Online courses, distance learning and teaching videos on YouTube; the range of digital study opportunities is growing rapidly. New methods of studying and teaching make it possible for an increasingly wider group of people to pursue university studies.
“For the quality of digital teaching methods and courses given online to become high, specialists in education should be involved in developing them,” says University Lecturer Joseph Flanagan.
He teaches English grammar, spoken English and linguistics at the University of Helsinki.
Flanagan is a fellow of the Teachers’ Academy, a network of distinguished teachers at the University of Helsinki, in addition to which he participates in the development of digital teaching.
Five years ago Flanagan decided he wanted to learn programming and take advantage of his pedagogical skills so that, eventually, it would be possible to acquire the same skills online as in the classroom and at the same level of quality.
Among his current activities, he is coordinating a course on text analysis that utilises Python, a programming language. On the course, students examine digital texts, such as blog entries and tweets, and study hate speech and other phenomena with the help of programming.
Students need continuous feedback
Flanagan has been teaching at the University of Helsinki since 2002, in addition to which he has carried out research on teaching and learning.
“Even if you think you’re a good teacher, you might actually be wrong. Teaching skills are not measured by whether students like you, but by what they get from your teaching. Ideally, students gain skills through their studies that they can utilise later.”
“When I'm teaching, I don’t think about what students should know, but what they should be able to do. Instead of knowing, I focus on doing.”
Flanagan structures the assignments on his courses in such a way that by completing them students gain useful skills, such as the ability to analyse text and perceive how it is structured which demonstrates how, say, a political argument is built.
To learn such skills, students need a lot of feedback. Sometimes a delay of even a week may be too long.
“If guidance is not given in time, students may complete several assignments incorrectly. After getting through the course workload, they may not be in the mood for receiving feedback.”
This is why Flanagan draws up his course assignments so that students know immediately whether or not they are on the right track.

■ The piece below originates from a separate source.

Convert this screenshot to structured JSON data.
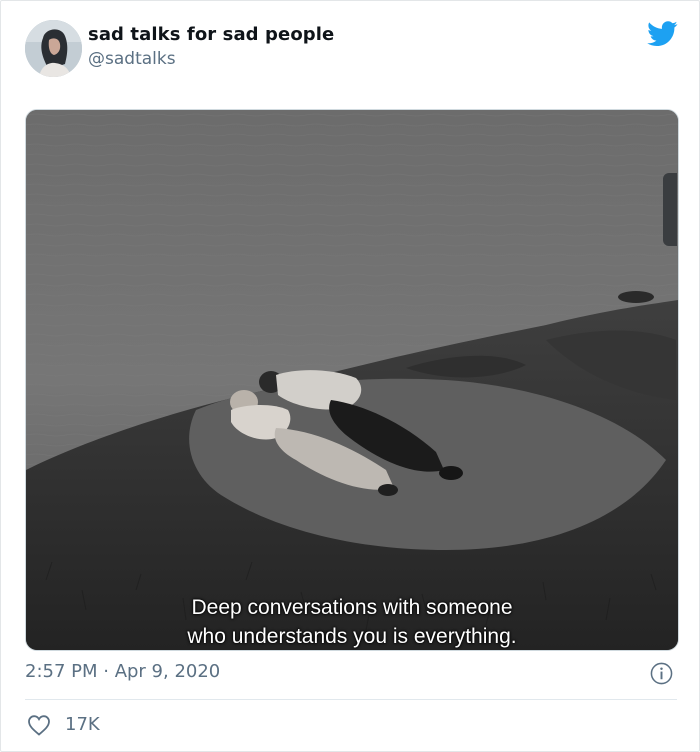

The future of teaching is digital
In recent years Flanagan has developed digital teaching and course components that can be offered online. In addition, he has helped his colleagues digitise their teaching.
“I’m worried that if teachers themselves don’t take part in developing online teaching, education may become standardised McDonald's-type fare – everyone will be offered the same as fast as possible."
In such a world, learning differences would be overlooked. When teachers don’t check the answers given by students, erroneous justifications or reasoning may go unnoticed if the answer itself is right.
“Even when using digital teaching programmes you should continuously keep tabs on how students come up with a certain answer. Based on the answers and the underlying conclusions, you should be able to assess the skills students still need to hone.”
Flanagan envisions future educational software that selects new assignments for users based on their previously completed assignments. Such software will be able to check how students approach the topic and personalise assignments accordingly.
In the future, teaching might not be planned exclusively by teachers; rather, the work could be done in teams where programmers develop a system and designers focus on its appearance and usability, while teachers approach it from the viewpoint of teaching, learning and content.
“When digital platforms are developed by specialists, the end result will fulfil students’ needs better than solutions developed independently by teachers. Young students in particular are skilled and experienced users of technology, which also makes their standards high.”
“Identifying with students is the hardest part”
Even though the world is changing, certain rules continue to apply to students from year to year.
“I develop my teaching by trying to identify with the students and their situation,” Flanagan explains.
When planning lectures, he considers which methods he himself would find helpful, paying particular attention to situations where he has had to learn something new or difficult.
“Teachers are already good at what they teach, so they don’t have to study it. Therefore, they have no experience of how the methods currently in use actually work and help students process learning content.”
Methods are often chosen on the basis of the least proficient students, but Flanagan believes skilled students should also be supported in class. They also need special attention to reach their best.
“The Finnish school system does a good job in getting everyone to a certain level. Yet, from time to time, the thinking seems to be that the best students will be fine and take care of themselves. With that mindset, they may not necessarily reach their personal best.”
“When education can be personalised, both the most and least skilled students will get the most suitable assignments.”